Opioid medications such as hydrocodone, oxycodone, and morphine are effective at blocking pain signals to the brain and, as such, can be an effective treatment for acute pain (via Johns Hopkins). However, given that these medications are so powerful, it’s important to take caution and use them wisely. One of the effects of opioid use, for example, is a feeling of extreme pleasure and euphoria. People taking these medications often want to keep experiencing those feelings of pleasure, which, over time, could lead to opioid addiction. Johns Hopkins notes that 75% of opioid addicts in the U.S. started out taking them as part of a prescription.
However, even for people who don’t become addicted, opioid use still carries certain risks. According to a 2023 article published by StatPearls, anywhere from 40% to 60% of opioid users can experience opioid-induced constipation. This is primarily because opioids inhibit the movement of stool through the bowel. Over time, the fluid in your stool is absorbed back into your body, making that stool harder and more difficult to pass. Under these circumstances, you may want to talk to your doctor to try and return your bowel function to normal. But a high-fiber diet and laxatives can be a good place to start.

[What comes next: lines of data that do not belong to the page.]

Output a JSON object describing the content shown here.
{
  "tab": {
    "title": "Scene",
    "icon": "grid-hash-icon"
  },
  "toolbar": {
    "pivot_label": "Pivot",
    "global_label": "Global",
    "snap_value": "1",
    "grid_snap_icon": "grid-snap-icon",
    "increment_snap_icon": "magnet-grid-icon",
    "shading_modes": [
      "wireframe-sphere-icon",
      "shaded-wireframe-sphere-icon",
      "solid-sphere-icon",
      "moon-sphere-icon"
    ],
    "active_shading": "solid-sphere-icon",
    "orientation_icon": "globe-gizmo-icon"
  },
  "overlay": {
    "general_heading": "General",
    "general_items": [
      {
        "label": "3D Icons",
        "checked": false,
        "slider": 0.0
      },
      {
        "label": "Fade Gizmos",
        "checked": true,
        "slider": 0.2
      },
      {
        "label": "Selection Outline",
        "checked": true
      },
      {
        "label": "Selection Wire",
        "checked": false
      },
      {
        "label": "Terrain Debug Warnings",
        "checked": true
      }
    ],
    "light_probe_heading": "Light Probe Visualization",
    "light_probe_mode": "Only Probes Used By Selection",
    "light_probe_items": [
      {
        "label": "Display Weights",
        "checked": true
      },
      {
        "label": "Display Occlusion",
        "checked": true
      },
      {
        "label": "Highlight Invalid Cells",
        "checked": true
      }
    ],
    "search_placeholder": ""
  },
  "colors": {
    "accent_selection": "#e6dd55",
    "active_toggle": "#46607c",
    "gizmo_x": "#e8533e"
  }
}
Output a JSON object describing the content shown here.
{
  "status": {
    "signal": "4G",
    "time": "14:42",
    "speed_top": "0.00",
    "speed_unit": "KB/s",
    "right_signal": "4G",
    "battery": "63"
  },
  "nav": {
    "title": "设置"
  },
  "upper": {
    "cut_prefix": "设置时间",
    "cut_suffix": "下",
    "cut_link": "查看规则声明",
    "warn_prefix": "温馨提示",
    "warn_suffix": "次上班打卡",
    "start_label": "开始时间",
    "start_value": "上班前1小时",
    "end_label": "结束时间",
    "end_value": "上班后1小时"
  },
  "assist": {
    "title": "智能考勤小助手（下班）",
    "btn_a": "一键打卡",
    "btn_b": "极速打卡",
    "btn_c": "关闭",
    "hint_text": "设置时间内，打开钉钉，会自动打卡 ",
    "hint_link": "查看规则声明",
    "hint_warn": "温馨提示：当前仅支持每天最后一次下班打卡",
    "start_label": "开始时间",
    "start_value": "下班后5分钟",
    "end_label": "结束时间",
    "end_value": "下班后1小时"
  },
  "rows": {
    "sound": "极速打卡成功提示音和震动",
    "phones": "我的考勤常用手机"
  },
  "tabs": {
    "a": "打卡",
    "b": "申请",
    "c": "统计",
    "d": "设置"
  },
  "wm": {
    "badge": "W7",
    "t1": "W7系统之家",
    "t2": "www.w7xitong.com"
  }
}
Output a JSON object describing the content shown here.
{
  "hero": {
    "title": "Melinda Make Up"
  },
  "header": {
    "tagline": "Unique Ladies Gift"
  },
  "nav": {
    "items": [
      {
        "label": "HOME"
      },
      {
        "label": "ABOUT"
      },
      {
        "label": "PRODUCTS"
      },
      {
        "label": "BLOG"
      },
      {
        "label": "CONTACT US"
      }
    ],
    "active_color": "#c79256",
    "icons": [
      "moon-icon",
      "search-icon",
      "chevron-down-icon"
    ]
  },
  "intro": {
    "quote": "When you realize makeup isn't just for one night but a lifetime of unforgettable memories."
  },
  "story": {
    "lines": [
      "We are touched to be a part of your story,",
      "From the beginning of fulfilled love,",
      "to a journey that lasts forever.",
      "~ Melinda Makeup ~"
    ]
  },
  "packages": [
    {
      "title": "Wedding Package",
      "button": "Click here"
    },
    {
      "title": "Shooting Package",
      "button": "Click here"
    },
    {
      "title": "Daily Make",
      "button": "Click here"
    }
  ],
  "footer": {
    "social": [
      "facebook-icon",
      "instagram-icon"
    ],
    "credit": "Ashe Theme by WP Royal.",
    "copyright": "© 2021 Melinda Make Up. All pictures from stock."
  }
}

If you or anyone you know needs help with addiction issues, help is available. Visit the Substance Abuse and Mental Health Services Administration website or contact SAMHSA’s National Helpline at 1-800-662-HELP (4357).